Chess is one of the best games to give a good thrust and exercise to your brain. Furthermore, playing chess is among the best techniques for youngsters (as well as adults) to develop their mental skills.
Chess is a game that is played all over the world, is enjoyable for players of all ages, and offers endless opportunities for players to get better.
So let us have a look at some interesting benefits of playing chess.
1) Promotes logical, analytical, and creative thinking
Both halves of the brain are used when playing chess.
The “if this, then that” situations that are essential to the game of chess demand that players consider all of the possible movements, countermoves, and results for every scenario.
Children who played chess instead of computer games scored 13 percentage points higher on the critical thinking test and 35 percentage points higher on the creative thinking test, according to research by Robert Ferguson, executive director of the American Chess School in Pennsylvania.
2) Improves mental focus and memory
Children who regularly play chess exhibit a considerable improvement in their visual memory and focus, according to studies. The fact that chess rewards focus is one of the game’s wonderful features. If you lose focus, you could lose the game or even a piece! You will probably succeed if you stay focused. A kid’s brain will find it enjoyable to keep concentrating while playing chess thanks to this component of the game!
3) Improves the ability to solve problems
Chess is a strategy game that requires thinking ahead, making plans and exercising foresight. One of the most crucial abilities for the game—and more importantly, for life—is the ability to consider shifting variables and create a strategy based on multiple scenarios.

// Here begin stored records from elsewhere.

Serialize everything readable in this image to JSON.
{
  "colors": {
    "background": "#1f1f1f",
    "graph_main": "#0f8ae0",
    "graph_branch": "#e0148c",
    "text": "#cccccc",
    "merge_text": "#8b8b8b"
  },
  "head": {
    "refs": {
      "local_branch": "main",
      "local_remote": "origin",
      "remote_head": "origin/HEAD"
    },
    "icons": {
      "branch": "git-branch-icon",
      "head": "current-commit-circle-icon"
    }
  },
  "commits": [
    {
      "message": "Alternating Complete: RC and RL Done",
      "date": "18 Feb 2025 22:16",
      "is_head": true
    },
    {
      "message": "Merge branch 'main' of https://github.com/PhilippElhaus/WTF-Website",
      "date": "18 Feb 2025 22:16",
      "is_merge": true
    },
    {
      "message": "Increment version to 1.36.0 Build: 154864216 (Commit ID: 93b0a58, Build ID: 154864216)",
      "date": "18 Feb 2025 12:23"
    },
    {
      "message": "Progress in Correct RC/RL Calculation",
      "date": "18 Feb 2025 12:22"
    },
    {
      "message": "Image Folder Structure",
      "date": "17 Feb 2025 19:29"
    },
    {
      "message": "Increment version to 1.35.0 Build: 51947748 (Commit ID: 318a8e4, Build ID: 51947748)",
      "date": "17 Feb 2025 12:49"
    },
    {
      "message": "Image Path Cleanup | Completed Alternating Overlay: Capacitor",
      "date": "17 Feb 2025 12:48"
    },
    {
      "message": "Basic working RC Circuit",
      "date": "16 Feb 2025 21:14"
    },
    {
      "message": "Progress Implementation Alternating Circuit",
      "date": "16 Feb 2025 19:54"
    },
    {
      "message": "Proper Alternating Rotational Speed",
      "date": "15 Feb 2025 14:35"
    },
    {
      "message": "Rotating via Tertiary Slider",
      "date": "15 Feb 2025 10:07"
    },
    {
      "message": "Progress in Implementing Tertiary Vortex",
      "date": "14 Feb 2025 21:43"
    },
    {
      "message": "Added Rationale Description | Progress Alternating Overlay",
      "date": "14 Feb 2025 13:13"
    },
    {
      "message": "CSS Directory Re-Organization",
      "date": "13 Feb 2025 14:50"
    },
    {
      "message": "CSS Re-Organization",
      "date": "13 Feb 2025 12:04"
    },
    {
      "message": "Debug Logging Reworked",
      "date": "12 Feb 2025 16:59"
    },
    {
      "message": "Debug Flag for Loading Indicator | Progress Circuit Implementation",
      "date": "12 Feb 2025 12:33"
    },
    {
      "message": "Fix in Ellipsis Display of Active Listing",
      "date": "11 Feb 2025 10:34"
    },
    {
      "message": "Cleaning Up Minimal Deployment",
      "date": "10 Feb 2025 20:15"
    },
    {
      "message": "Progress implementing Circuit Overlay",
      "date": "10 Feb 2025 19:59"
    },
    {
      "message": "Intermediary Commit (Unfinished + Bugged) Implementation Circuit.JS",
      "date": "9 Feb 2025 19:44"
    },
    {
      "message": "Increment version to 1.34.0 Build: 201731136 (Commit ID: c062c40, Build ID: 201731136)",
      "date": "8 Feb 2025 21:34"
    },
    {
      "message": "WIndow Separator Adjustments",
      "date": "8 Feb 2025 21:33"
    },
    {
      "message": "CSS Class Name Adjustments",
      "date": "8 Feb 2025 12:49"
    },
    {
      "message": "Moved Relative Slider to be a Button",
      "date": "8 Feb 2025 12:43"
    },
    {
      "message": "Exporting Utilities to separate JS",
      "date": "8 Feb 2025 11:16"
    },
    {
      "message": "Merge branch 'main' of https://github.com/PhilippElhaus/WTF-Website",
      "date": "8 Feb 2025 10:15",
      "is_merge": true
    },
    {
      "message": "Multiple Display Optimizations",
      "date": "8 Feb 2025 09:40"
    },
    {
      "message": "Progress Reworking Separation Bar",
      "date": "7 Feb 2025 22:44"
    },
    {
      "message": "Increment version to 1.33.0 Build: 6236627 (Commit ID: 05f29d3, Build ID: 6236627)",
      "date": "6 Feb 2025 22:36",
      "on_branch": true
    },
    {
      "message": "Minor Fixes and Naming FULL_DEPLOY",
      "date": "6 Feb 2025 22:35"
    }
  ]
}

4) Advances Reading Capabilities
Children must employ cognitive processes like decoding, analysis, thought, and comprehension when playing chess, which are all prerequisites for reading. According to studies, kids who play chess do 10 percentage points better on reading tests than their non-chess-playing peers.
5) Instils forward-thinking and planning skills
You need to be able to see numerous potential scenarios and outcomes to create a winning strategy in chess.
Making a plan is comparable to creating a map. To win at chess, you must develop the ability to think strategically and plan where to place your pieces to trap, capture, or block your opponent’s pieces.
The ultimate objective of the game is to capture your opponent’s king, but getting there requires perseverance and preparation. To position yourself for success, a lot of work must be done.
6) Redirects mental focus away from screens
Given how much time kids spend these days staring at screens, it should come as no surprise that this can affect how well they can focus and pay attention. Chess offers children a fun activity to enjoy away from screens while also improving their concentration, which is a powerful way to combat the negative effects of this digital age.
7) Links You to Other People
According to studies, social interactions between kids and adults, particularly with their parents, can have a significant positive effect on brain health in general. Chess encourages healthy competition, unlike video games or television, and fosters interpersonal relationships.
Teaching a child to play chess not only builds a healthy brain but also reinforces positive relationships and builds lasting memories.
One of the oldest games in existence, chess dates back more than 1500 years. Chess changed as it spread across the world to become the game we play today. As a result, this journey has united individuals from various backgrounds, age groups, and cultural contexts through a shared love of the game.
Chess is all about you; you devote the time to practising, competing in tournaments, and studying your mistakes to identify your weaknesses. With all of this effort, one gains confidence. You can develop resilience and self-confidence even by persevering through a challenging phase where your chess development reaches a plateau.
So, start playing chess now! Ask any of your friends or your family members to enjoy the game with you.
Also published on Medium.